Filipino nun wins Weimar human rights award 2015 for fight against mining excesses

August 11, 2015

<p>Sister Stella Matutina explains the threats of large-scale mining in Mindanao during a conference in Manila in early August. (Photo by Leon Dulce)</p>

Sister Stella Matutina explains the threats of large-scale mining in Mindanao during a conference in early August (Photo by Leon Dulce)

A Benedictine nun, Stella Matutina, is the recipient of Germany’s “Weimar Award for Human Rights” 2015 for her anti-mining advocacy in the southern Philippine region of Mindanao.

Sister Stella Matutina has been recognized for “[engaging] herself extraordinarily for the rights of the native population, despite being exposed to permanent threats to her safety due to her engagements”. “This highlights the situation of Mindanao and the Philippines in general where the poor, the farmers, the indigenous peoples, the human rights activists and defenders of the environment endure harassment and face risks and death,” the 47-year-old nun told ucanews.com (Jefry Tupas, 7 August 2015) . More than a personal recognition, Matutina said the award acknowledges the “collective sacrifices” of freedom and environment defenders in the face of a “systematic effort to limit democratic space and security threats”.

Matutina has been a vocal opponent of attempts to convert the farmlands in Mindanao to plantation crops like palm oil, pineapples, and bananas. She has also led a campaign against the entry of large-scale mining companies in tribal communities in Mindanao. In 2012, the Philippine military labeled Matutina a “fake nun” and accused her of being a communist New People’s Army guerrilla. In 2009, soldiers detained Matutina and two other anti-mining activists in the town of Cateel in Mindanao for giving a lecture on environmental awareness to residents of an upland village. Early this year, authorities charged Matutina, other Church leaders and human rights activists with kidnapping, human trafficking, and illegal detention for taking care of displaced tribal people in the provinces of Davao del Norte and Bukidnon.
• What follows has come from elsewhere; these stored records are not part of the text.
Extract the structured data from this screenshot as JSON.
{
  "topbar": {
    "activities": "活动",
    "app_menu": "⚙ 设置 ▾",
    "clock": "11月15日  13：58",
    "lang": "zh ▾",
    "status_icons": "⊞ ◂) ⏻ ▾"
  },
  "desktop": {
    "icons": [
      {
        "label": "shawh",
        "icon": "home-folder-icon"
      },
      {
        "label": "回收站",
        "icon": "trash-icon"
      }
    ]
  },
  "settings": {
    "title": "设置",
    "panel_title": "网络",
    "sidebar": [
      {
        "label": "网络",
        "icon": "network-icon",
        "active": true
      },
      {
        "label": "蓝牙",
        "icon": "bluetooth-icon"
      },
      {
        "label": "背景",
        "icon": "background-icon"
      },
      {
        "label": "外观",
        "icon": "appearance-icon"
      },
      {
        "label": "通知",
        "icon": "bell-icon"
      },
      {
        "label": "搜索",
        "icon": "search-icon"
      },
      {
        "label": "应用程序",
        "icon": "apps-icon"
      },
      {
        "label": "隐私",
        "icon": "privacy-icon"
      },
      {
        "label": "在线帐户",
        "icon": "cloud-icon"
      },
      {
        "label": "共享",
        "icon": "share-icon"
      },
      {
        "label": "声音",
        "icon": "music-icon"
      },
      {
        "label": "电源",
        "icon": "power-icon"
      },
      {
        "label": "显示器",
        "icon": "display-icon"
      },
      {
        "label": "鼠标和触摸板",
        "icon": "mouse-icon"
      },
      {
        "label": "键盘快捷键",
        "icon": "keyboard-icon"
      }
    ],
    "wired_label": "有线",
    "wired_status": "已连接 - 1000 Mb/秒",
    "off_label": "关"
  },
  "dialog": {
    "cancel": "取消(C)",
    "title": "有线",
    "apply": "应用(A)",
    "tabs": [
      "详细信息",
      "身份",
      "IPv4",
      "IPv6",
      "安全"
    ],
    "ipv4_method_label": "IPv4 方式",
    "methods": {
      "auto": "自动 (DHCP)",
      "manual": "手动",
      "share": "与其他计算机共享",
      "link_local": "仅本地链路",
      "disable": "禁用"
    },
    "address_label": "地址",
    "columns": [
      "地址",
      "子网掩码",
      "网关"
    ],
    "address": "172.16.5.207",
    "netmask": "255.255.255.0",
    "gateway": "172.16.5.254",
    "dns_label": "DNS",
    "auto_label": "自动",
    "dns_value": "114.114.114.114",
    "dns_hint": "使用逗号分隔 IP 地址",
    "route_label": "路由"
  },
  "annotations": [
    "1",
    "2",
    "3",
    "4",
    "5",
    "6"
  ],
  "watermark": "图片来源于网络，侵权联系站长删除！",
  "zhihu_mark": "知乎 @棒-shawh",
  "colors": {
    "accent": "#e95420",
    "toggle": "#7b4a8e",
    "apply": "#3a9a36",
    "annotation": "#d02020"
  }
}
These are proof that helping the oppressed, the poor, the abused comes with great risks,” said Matutina, chairwoman of the Sisters Association of Mindanao and secretary-general of the environment protection group Panalipdan.

Since 1995, the Weimar Award has honored individuals or groups engaged in the fight for freedom and equality, the prevention and condemnation of genocide, the right to free speech, and the respect and preservation of political, ethnic, cultural and religious rights of minorities, among others. The award comes with a 2500,00 Euro stipend.

The same Weimar Human Rights Award went in 2000 to Father Shay Cullen of the Peoples Recovery Empowerment Development Assistance (PREDA) Foundation for his work defending the rights of children and women, victims of human trafficking, sexual abuse and exploitation in the Philippines.

via Filipino nun wins German human rights award ucanews.com.

worth noticing also is the language of Radio Vatican used in its own announcement:

http://en.radiovaticana.va/news/2015/08/07/philippine_nun_honoured_with_german_human_rights_award/1163662